From 1980 to 2007, the number of prisoners held in the United States quadrupled to 2.3 million, with an additional 5 million on probation or parole.

Victims in juvenile facilities, or facilities for women, have an even tougher time: usually it’s the guards, rather than the inmates, who coerce them into sex. The guards tell their victims that no one will believe them, and that complaining will only make things worse. This is sound advice: even on the rare occasions when juvenile complaints are taken seriously and allegations are substantiated, only half of confirmed abusers are referred for prosecution, only a quarter are arrested, and only 3 percent end up getting charged with a crime.

In January, prodded in part by outrage over a series of articles in the New York Review of Books, the Justice Department finally released an estimate of the prevalence of sexual abuse in penitentiaries. The reliance on filed complaints appeared to understate the problem. For 2008, for example, the government had previously tallied 935 confirmed instances of sexual abuse. After asking around, and performing some calculations, the Justice Department came up with a new number: 216,000. That’s 216,000 victims, not instances. These victims are often assaulted multiple times over the course of the year. The Justice Department now seems to be saying that prison rape accounted for the majority of all rapes committed in the US in 2008, likely making the United States the first country in the history of the world to count more rapes for men than for women.

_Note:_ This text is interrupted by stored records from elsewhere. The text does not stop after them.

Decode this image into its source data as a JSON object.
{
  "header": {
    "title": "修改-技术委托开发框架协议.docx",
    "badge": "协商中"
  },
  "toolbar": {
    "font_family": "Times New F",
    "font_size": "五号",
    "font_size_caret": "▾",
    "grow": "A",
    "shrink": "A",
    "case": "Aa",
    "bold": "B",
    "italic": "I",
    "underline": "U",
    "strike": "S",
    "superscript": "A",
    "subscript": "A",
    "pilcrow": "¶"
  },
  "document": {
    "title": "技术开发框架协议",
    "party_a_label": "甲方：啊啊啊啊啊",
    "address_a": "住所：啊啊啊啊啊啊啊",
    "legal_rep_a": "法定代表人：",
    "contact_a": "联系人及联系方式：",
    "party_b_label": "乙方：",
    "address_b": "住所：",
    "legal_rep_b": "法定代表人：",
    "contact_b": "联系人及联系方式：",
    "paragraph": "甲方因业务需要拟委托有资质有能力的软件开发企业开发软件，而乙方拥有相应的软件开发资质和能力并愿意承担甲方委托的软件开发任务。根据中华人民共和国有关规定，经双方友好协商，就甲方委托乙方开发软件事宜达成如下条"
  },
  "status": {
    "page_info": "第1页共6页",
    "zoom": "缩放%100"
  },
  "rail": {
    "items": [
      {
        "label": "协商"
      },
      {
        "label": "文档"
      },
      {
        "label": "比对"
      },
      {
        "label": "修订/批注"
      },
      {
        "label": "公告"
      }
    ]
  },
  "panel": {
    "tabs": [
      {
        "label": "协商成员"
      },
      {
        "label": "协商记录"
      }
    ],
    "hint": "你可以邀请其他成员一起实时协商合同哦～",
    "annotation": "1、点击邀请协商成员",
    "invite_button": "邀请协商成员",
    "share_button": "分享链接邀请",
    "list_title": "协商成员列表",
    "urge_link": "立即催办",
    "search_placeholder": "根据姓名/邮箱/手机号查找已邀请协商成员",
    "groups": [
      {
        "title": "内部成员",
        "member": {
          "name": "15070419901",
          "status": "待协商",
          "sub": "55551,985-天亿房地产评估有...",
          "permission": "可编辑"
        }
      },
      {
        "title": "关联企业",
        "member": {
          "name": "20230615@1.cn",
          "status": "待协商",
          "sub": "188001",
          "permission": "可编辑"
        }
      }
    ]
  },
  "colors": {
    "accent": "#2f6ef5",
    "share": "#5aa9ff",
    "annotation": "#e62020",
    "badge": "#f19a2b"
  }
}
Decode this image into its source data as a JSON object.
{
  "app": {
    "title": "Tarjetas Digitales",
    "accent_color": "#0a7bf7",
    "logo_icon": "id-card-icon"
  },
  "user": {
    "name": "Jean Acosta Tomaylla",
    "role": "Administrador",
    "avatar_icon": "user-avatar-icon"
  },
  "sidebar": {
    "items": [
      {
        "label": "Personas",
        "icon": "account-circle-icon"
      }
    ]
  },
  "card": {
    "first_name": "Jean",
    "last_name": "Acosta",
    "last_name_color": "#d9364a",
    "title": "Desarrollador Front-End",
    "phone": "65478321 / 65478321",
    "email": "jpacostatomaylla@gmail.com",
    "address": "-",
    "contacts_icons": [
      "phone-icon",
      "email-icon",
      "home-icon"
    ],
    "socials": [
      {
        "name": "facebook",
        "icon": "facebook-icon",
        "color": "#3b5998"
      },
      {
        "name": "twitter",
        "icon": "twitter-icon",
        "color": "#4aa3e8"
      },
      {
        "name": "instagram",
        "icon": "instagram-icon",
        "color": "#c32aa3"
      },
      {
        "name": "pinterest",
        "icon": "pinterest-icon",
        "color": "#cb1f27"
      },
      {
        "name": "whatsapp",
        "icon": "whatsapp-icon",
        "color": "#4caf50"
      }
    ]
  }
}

America’s prison system is a moral catastrophe. The eerie sense of security that prevails on the streets of lower Manhattan obscures, and depends upon, a system of state-sponsored suffering as vicious and widespread as any in human history. Dismantling the system of American gulags, and holding accountable those responsible for their operation, presents the most urgent humanitarian imperative of our time.

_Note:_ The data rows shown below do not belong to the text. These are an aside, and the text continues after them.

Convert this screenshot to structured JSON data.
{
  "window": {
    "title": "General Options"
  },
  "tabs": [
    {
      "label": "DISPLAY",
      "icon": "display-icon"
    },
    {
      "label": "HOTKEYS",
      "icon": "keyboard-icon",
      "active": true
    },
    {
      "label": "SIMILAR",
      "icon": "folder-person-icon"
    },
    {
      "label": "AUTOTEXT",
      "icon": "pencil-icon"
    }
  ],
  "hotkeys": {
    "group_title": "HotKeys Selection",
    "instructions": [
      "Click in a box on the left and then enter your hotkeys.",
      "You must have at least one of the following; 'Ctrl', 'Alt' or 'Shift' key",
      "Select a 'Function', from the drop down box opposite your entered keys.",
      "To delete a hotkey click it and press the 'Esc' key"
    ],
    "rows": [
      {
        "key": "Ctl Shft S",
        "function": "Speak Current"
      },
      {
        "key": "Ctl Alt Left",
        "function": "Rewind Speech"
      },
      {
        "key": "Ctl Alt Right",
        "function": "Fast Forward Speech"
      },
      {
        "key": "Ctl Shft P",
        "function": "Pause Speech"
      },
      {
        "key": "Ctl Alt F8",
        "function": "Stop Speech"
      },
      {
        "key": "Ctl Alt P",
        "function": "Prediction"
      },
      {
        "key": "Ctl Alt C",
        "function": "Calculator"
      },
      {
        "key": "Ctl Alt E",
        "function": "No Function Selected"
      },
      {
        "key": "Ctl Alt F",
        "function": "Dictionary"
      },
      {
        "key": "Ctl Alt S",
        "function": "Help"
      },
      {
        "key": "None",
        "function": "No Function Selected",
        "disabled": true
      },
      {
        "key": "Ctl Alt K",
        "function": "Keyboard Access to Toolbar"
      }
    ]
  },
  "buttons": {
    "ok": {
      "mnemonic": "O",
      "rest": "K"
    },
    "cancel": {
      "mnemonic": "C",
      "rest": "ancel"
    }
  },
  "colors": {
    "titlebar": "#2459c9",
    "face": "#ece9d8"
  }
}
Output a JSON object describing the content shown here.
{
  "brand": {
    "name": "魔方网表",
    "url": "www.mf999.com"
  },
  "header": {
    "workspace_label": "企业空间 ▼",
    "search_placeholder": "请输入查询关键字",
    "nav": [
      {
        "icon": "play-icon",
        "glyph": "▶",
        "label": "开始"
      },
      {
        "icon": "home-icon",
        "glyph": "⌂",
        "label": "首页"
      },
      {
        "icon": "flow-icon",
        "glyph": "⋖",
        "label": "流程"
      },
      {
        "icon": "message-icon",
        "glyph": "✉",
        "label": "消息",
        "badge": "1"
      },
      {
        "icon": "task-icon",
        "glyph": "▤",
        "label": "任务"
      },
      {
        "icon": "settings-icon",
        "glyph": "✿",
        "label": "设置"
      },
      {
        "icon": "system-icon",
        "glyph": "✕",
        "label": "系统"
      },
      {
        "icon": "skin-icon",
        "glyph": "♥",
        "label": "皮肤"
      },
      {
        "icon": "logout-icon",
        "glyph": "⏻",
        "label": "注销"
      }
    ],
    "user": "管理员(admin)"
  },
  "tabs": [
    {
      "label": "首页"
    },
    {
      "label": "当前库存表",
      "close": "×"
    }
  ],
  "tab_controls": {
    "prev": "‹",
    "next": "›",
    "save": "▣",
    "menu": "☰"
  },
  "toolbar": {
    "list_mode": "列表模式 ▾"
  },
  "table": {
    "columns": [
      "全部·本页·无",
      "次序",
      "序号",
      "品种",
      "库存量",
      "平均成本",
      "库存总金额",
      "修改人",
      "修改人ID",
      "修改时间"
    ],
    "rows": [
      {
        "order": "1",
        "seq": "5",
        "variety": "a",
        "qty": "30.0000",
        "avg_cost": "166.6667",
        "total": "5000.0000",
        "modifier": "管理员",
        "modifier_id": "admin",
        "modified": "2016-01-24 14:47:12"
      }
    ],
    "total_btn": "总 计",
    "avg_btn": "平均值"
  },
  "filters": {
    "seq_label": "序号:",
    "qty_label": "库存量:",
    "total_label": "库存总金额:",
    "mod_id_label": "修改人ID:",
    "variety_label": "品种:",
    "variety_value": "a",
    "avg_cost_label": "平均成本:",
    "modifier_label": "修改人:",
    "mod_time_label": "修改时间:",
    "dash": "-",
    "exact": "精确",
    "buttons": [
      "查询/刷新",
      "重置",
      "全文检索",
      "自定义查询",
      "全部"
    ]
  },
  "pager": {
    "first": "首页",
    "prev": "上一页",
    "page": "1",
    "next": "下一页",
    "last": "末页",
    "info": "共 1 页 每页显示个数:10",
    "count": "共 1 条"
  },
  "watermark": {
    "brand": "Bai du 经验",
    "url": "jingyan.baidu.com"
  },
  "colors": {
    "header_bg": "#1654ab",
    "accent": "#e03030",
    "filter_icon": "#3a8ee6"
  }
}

Progressives lament the growth of private prisons (prisons for profit). But it’s sadism, not avarice, that fuels the country’s prison crisis. Prisoners are not the victims of poor planning (as other progressive reformers have argued)—they are the victims of an ideological system that dehumanizes an entire class of human being and permits nearly infinite violence against it. As much as a physical space, prisons denote an ethical space, or, more precisely, a space where ordinary ethics are suspended. Bunk beds, in and of themselves, are not cruel and unusual. University dorms have bunk beds, too. What matters is what happens in those beds. In the dorm room, sex, typically consensual. In prisons, also sex, but often violent rape. The prisons are “overcrowded,” we are told (and, in fact, courts have ruled). “Overcrowding” is a euphemism for an authoritarian nightmare.

While the attempt to count the number of rapes in America’s prisons is new, the problem is not. Alas, it’s one quite unlikely to go away because the overwhelming majority of Americans are perfectly happy to shift the risk of violent crime off our streets and out of our neighborhoods and into walled communities where people regarded as little more than vicious animals are housed. That they face a good chance of being raped while there is variously seen as fodder for jokes, the wicked getting their just desserts, or collateral damage. It’s virtually inconceivable that political will to do something about the problem will coalesce any time soon.